#### Your goal
From first line to last, print the records exactly, but leave out the pictures.

[Items from an interface collection]
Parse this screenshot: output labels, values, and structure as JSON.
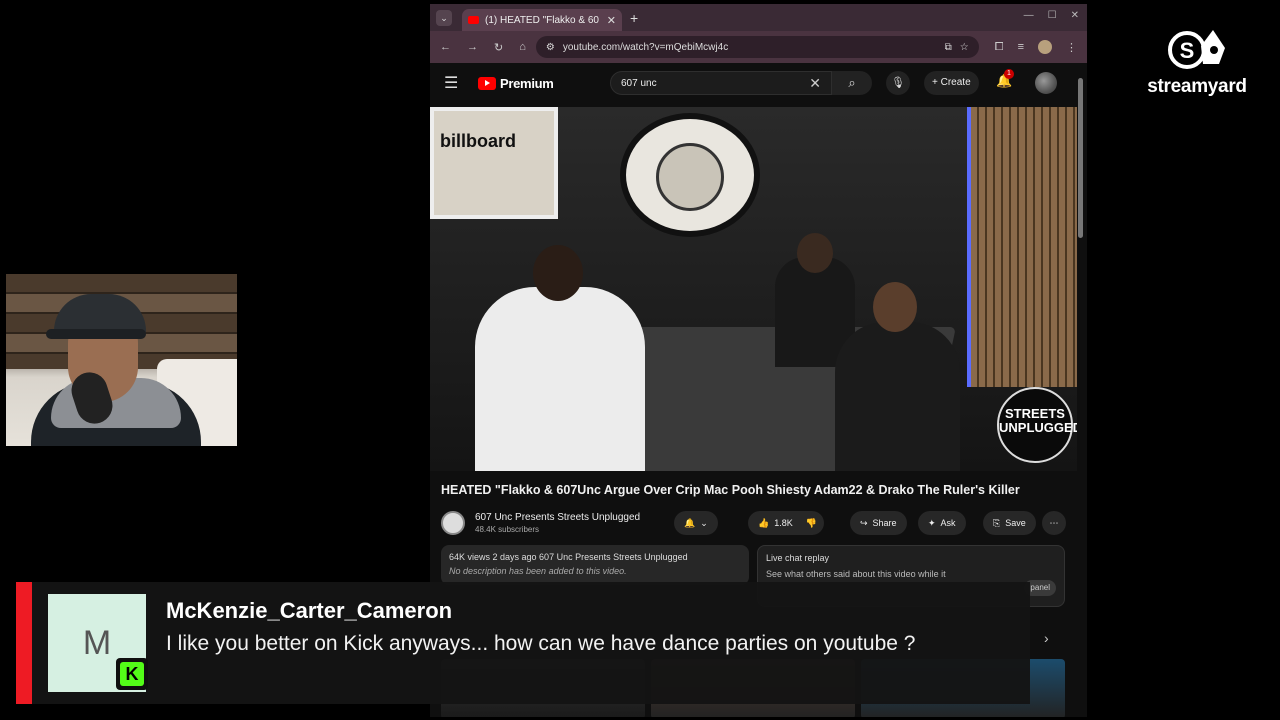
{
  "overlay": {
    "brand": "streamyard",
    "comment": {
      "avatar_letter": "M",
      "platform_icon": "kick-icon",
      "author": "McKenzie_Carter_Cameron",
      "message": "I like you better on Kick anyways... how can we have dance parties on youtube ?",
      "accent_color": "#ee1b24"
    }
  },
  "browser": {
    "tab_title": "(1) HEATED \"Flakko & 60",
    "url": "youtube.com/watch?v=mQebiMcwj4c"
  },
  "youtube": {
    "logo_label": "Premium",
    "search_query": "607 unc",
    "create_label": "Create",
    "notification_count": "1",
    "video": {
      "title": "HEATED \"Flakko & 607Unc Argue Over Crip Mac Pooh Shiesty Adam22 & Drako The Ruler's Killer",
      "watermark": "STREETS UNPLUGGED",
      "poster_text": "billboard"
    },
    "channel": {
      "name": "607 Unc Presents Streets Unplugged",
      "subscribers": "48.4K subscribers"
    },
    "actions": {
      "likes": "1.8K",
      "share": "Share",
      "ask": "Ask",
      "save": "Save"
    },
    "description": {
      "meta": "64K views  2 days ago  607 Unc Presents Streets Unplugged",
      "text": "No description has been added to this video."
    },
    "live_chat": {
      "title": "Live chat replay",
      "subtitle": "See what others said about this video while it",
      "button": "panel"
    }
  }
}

#### Result of this exercise
Parse this screenshot: output labels, values, and structure as JSON.
{
  "overlay": {
    "brand": "streamyard",
    "comment": {
      "avatar_letter": "M",
      "platform_icon": "kick-icon",
      "author": "McKenzie_Carter_Cameron",
      "message": "I like you better on Kick anyways... how can we have dance parties on youtube ?",
      "accent_color": "#ee1b24"
    }
  },
  "browser": {
    "tab_title": "(1) HEATED \"Flakko & 60",
    "url": "youtube.com/watch?v=mQebiMcwj4c"
  },
  "youtube": {
    "logo_label": "Premium",
    "search_query": "607 unc",
    "create_label": "Create",
    "notification_count": "1",
    "video": {
      "title": "HEATED \"Flakko & 607Unc Argue Over Crip Mac Pooh Shiesty Adam22 & Drako The Ruler's Killer",
      "watermark": "STREETS UNPLUGGED",
      "poster_text": "billboard"
    },
    "channel": {
      "name": "607 Unc Presents Streets Unplugged",
      "subscribers": "48.4K subscribers"
    },
    "actions": {
      "likes": "1.8K",
      "share": "Share",
      "ask": "Ask",
      "save": "Save"
    },
    "description": {
      "meta": "64K views  2 days ago  607 Unc Presents Streets Unplugged",
      "text": "No description has been added to this video."
    },
    "live_chat": {
      "title": "Live chat replay",
      "subtitle": "See what others said about this video while it",
      "button": "panel"
    }
  }
}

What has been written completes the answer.